bq. I write in response to your article “Osama Threatening Red States?” published on November 3, 2004 on antiwar.com. The article included several statements about MEMRI which go beyond what could be considered legitimate criticism, and which in fact qualify as slander and libel. … As such, we demand that you retract the false statements you have made about MEMRI. If you will not do so, we will be forced to pursue legal action against you personally and against the University of Michigan, which the article identifies you as an employee of.

MEMRI’s threat is strongly reminiscent of Donald Luskin’s threat of legal action against Atrios a while back. It seems to me (though I note that I’m not a lawyer) that the purported complaint is completely, utterly and entirely bogus. But like Luskin’s supposed complaint, the threat isn’t so much in the possibility of a successful action, as in outcomes related to that action. In Atrios’ case, the real threat was that his identity would be revealed, possibly landing him in difficulty with the university that employed him. Similarly, MEMRI’s threat seems to me to be more about trying to create difficulties for Cole with the University of Michigan than the nugatory possibility of an adverse judgement in court against him. There’s no remotely plausible theory under which the University of Michigan can be held responsible for Cole’s private activities or statements, even if they were libellous. However, a state-funded university would presumably prefer, all things considered, not to be embroiled in an action of this sort, however frivolous. Thus, the inclusion of University of Michigan in the complaint seems to me to be an inept class of an indirect threat to embarrass the university and thus perhaps put Cole in a tricky position. I’m glad to see that he’s treating it with the contempt that it deserves. Cole urges

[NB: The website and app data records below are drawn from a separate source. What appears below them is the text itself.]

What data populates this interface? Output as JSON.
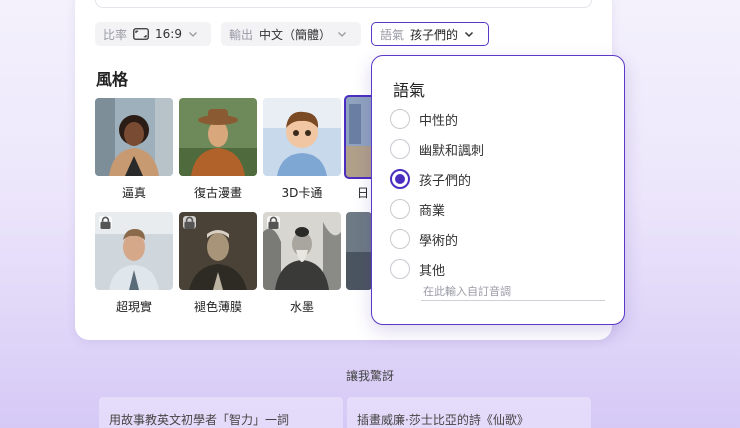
{
  "toolbar": {
    "ratio": {
      "key": "比率",
      "value": "16:9"
    },
    "output": {
      "key": "輸出",
      "value": "中文（簡體）"
    },
    "tone": {
      "key": "語氣",
      "value": "孩子們的"
    }
  },
  "style_section": {
    "title": "風格",
    "row1": [
      {
        "label": "逼真",
        "locked": false
      },
      {
        "label": "復古漫畫",
        "locked": false
      },
      {
        "label": "3D卡通",
        "locked": false
      },
      {
        "label": "日",
        "locked": false,
        "selected": true
      }
    ],
    "row2": [
      {
        "label": "超現實",
        "locked": true
      },
      {
        "label": "褪色薄膜",
        "locked": true
      },
      {
        "label": "水墨",
        "locked": true
      },
      {
        "label": "",
        "locked": true
      }
    ]
  },
  "tone_popover": {
    "title": "語氣",
    "options": [
      {
        "label": "中性的",
        "selected": false
      },
      {
        "label": "幽默和諷刺",
        "selected": false
      },
      {
        "label": "孩子們的",
        "selected": true
      },
      {
        "label": "商業",
        "selected": false
      },
      {
        "label": "學術的",
        "selected": false
      },
      {
        "label": "其他",
        "selected": false
      }
    ],
    "custom_placeholder": "在此輸入自訂音調"
  },
  "surprise_label": "讓我驚訝",
  "suggestions": [
    "用故事教英文初學者「智力」一詞",
    "插畫威廉·莎士比亞的詩《仙歌》"
  ],
  "colors": {
    "accent": "#4b2ec0",
    "popover_border": "#5a38c8"
  }
}
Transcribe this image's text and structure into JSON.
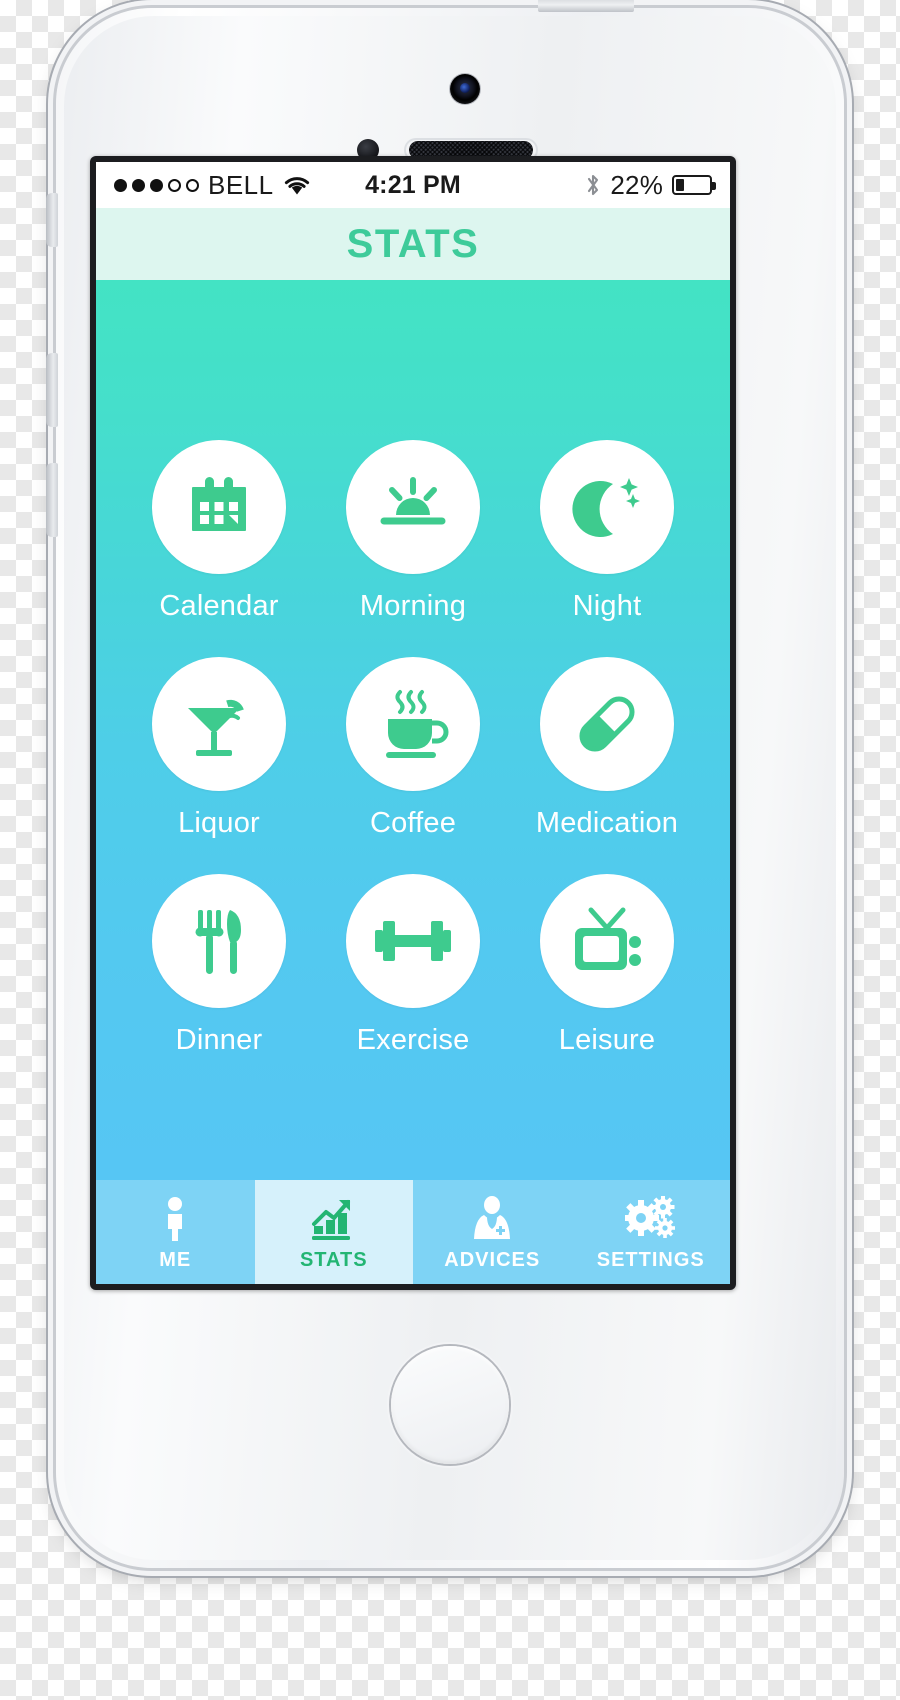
{
  "device": {
    "name": "iphone-5s-white",
    "elements": [
      "camera",
      "proximity-sensor",
      "earpiece-speaker",
      "home-button",
      "power-button",
      "mute-switch",
      "volume-up",
      "volume-down"
    ]
  },
  "statusbar": {
    "signal_dots_total": 5,
    "signal_dots_filled": 3,
    "carrier": "BELL",
    "wifi_icon": "wifi-icon",
    "time": "4:21 PM",
    "bluetooth_icon": "bluetooth-icon",
    "battery_percent": "22%",
    "battery_level": 22
  },
  "navbar": {
    "title": "STATS",
    "title_color": "#3ecb9a",
    "background": "#ddf6ef"
  },
  "content": {
    "gradient_from": "#43e3c4",
    "gradient_to": "#56c6f4",
    "icon_color": "#3ecb8e",
    "circle_color": "#ffffff",
    "label_color": "#ffffff",
    "rows": [
      [
        {
          "label": "Calendar",
          "icon": "calendar-icon"
        },
        {
          "label": "Morning",
          "icon": "sunrise-icon"
        },
        {
          "label": "Night",
          "icon": "moon-stars-icon"
        }
      ],
      [
        {
          "label": "Liquor",
          "icon": "cocktail-icon"
        },
        {
          "label": "Coffee",
          "icon": "coffee-cup-icon"
        },
        {
          "label": "Medication",
          "icon": "pill-capsule-icon"
        }
      ],
      [
        {
          "label": "Dinner",
          "icon": "fork-knife-icon"
        },
        {
          "label": "Exercise",
          "icon": "dumbbell-icon"
        },
        {
          "label": "Leisure",
          "icon": "television-icon"
        }
      ]
    ]
  },
  "tabbar": {
    "background": "#7ed3f5",
    "active_background": "#d6f1fb",
    "active_color": "#23b573",
    "inactive_color": "#ffffff",
    "tabs": [
      {
        "label": "ME",
        "icon": "person-icon",
        "active": false
      },
      {
        "label": "STATS",
        "icon": "bar-chart-arrow-icon",
        "active": true
      },
      {
        "label": "ADVICES",
        "icon": "doctor-icon",
        "active": false
      },
      {
        "label": "SETTINGS",
        "icon": "gears-icon",
        "active": false
      }
    ]
  }
}
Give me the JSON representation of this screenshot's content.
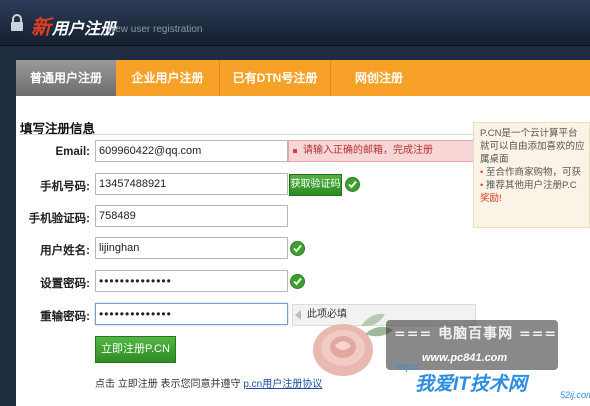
{
  "header": {
    "brand_new": "新",
    "brand_title": "用户注册",
    "brand_subtitle": "New user registration"
  },
  "tabs": [
    {
      "label": "普通用户注册",
      "active": true
    },
    {
      "label": "企业用户注册",
      "active": false
    },
    {
      "label": "已有DTN号注册",
      "active": false
    },
    {
      "label": "网创注册",
      "active": false
    }
  ],
  "form": {
    "section_title": "填写注册信息",
    "email": {
      "label": "Email:",
      "value": "609960422@qq.com",
      "error": "请输入正确的邮箱，完成注册"
    },
    "phone": {
      "label": "手机号码:",
      "value": "13457488921",
      "code_button": "获取验证码"
    },
    "phone_code": {
      "label": "手机验证码:",
      "value": "758489"
    },
    "name": {
      "label": "用户姓名:",
      "value": "lijinghan"
    },
    "password": {
      "label": "设置密码:",
      "value": "••••••••••••••"
    },
    "password_confirm": {
      "label": "重输密码:",
      "value": "••••••••••••••",
      "hint": "此项必填"
    },
    "submit_label": "立即注册P.CN",
    "terms_text": "点击 立即注册 表示您同意并遵守",
    "terms_link": "p.cn用户注册协议"
  },
  "info_box": {
    "line1": "P.CN是一个云计算平台",
    "line2": "就可以自由添加喜欢的应",
    "line3": "属桌面",
    "line4": "至合作商家购物，可获",
    "line5": "推荐其他用户注册P.C",
    "line6": "奖励!"
  },
  "watermark": {
    "title": "=== 电脑百事网 ===",
    "url": "www.pc841.com",
    "http": "http://",
    "brand": "我爱IT技术网",
    "brand_sub": "52ij.com"
  },
  "colors": {
    "accent_orange": "#f7a128",
    "success_green": "#3ca02e",
    "error_red": "#b23232",
    "header_dark": "#1f2c3f"
  }
}
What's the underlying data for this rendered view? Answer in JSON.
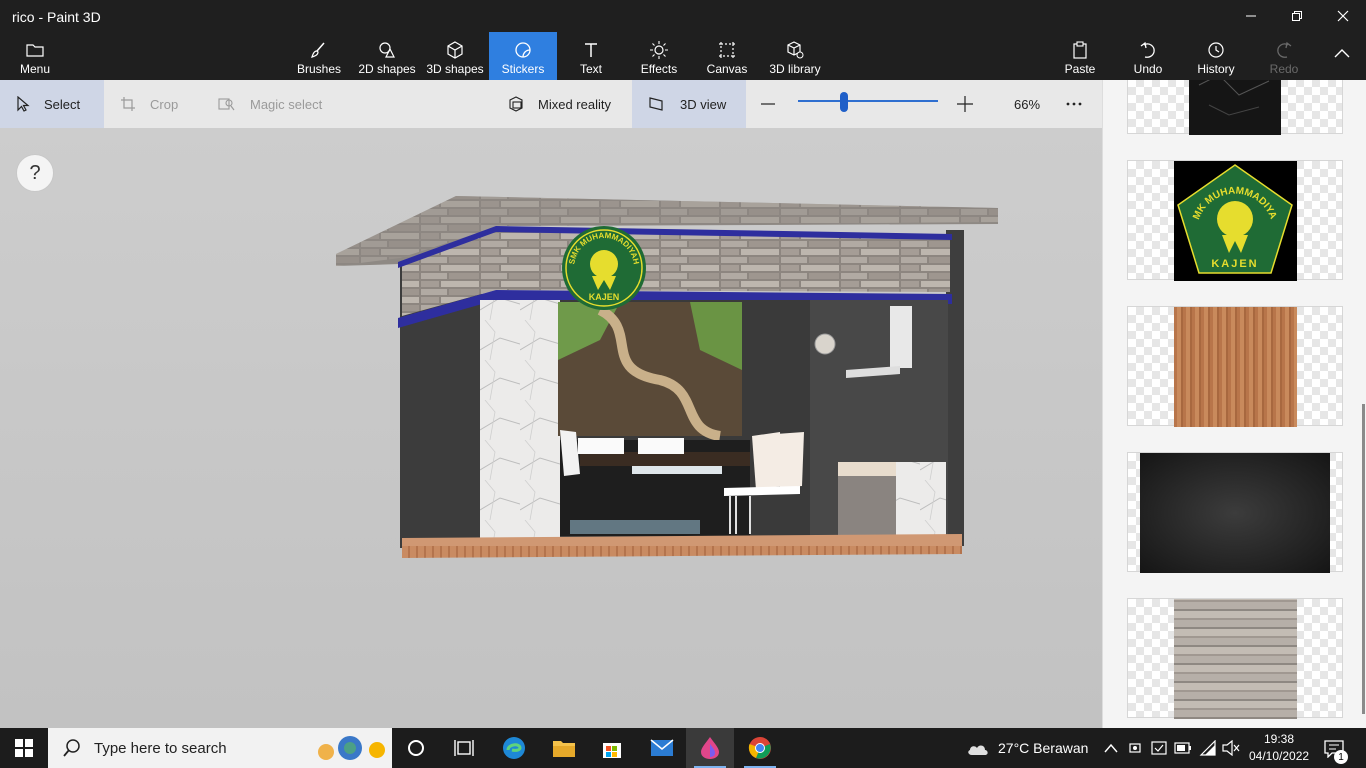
{
  "app": {
    "title": "rico - Paint 3D"
  },
  "ribbon": {
    "menu": "Menu",
    "tools": [
      "Brushes",
      "2D shapes",
      "3D shapes",
      "Stickers",
      "Text",
      "Effects",
      "Canvas",
      "3D library"
    ],
    "active_tool": "Stickers",
    "paste": "Paste",
    "undo": "Undo",
    "history": "History",
    "redo": "Redo"
  },
  "toolbar": {
    "select": "Select",
    "crop": "Crop",
    "magic_select": "Magic select",
    "mixed_reality": "Mixed reality",
    "view_3d": "3D view",
    "zoom": "66%",
    "zoom_fraction": 0.33
  },
  "canvas": {
    "help": "?",
    "logo_top": "SMK MUHAMMADIYAH",
    "logo_bottom": "KAJEN"
  },
  "stickers": [
    {
      "name": "dark marble texture"
    },
    {
      "name": "SMK Muhammadiyah Kajen logo",
      "logo_top": "SMK MUHAMMADIYAH",
      "logo_bottom": "KAJEN"
    },
    {
      "name": "wood texture"
    },
    {
      "name": "dark slate texture"
    },
    {
      "name": "stone wall texture"
    }
  ],
  "taskbar": {
    "search_placeholder": "Type here to search",
    "weather": "27°C  Berawan",
    "time": "19:38",
    "date": "04/10/2022",
    "notification_count": "1"
  },
  "colors": {
    "accent": "#2f7fe0",
    "titlebar": "#1f1f1f",
    "toolbar": "#e8e8e8"
  }
}
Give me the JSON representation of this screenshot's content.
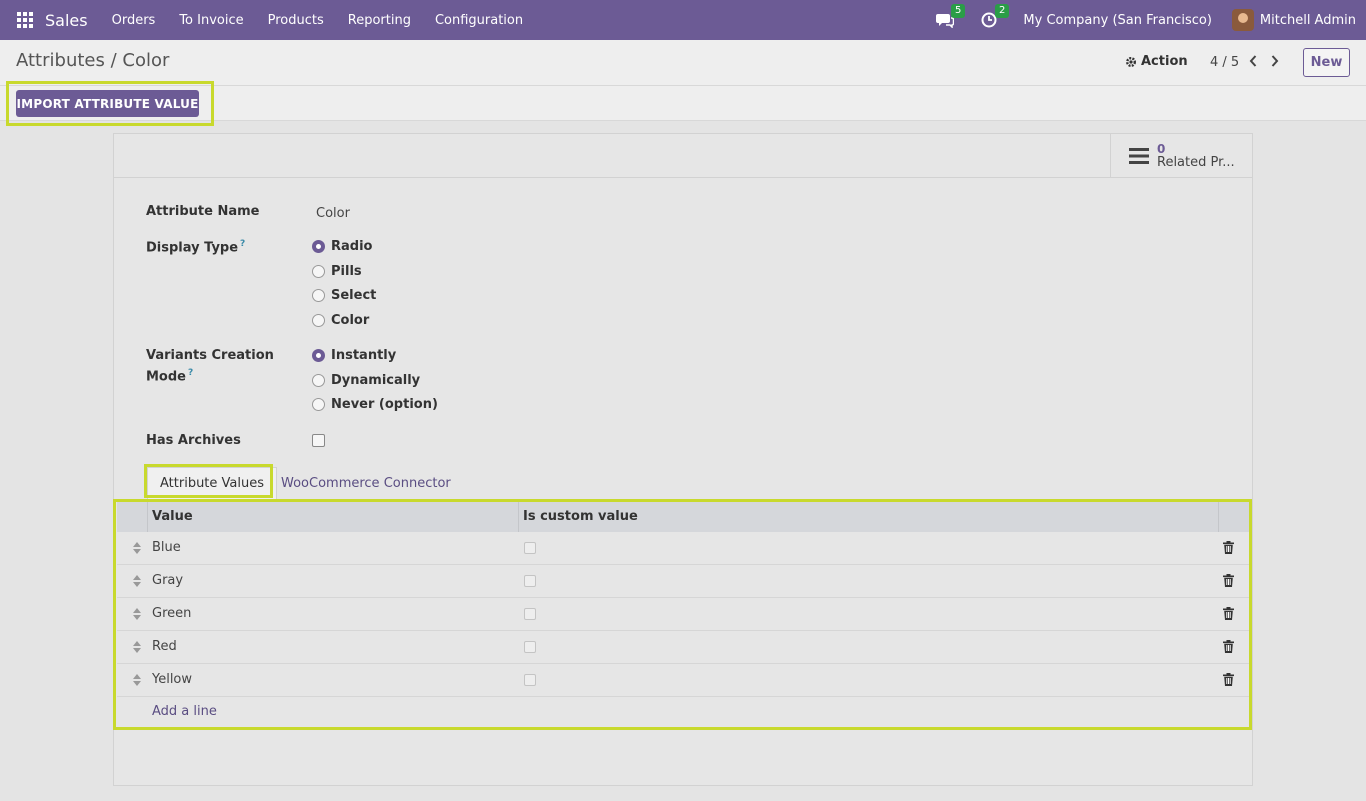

bq. all readers to send messages of protest to memri@memri.org. Please be polite, and simply urge MEMRI, which has a major Web presence, to withdraw the lawsuit threat and to respect the spirit of the free sharing of ideas that makes the internet possible.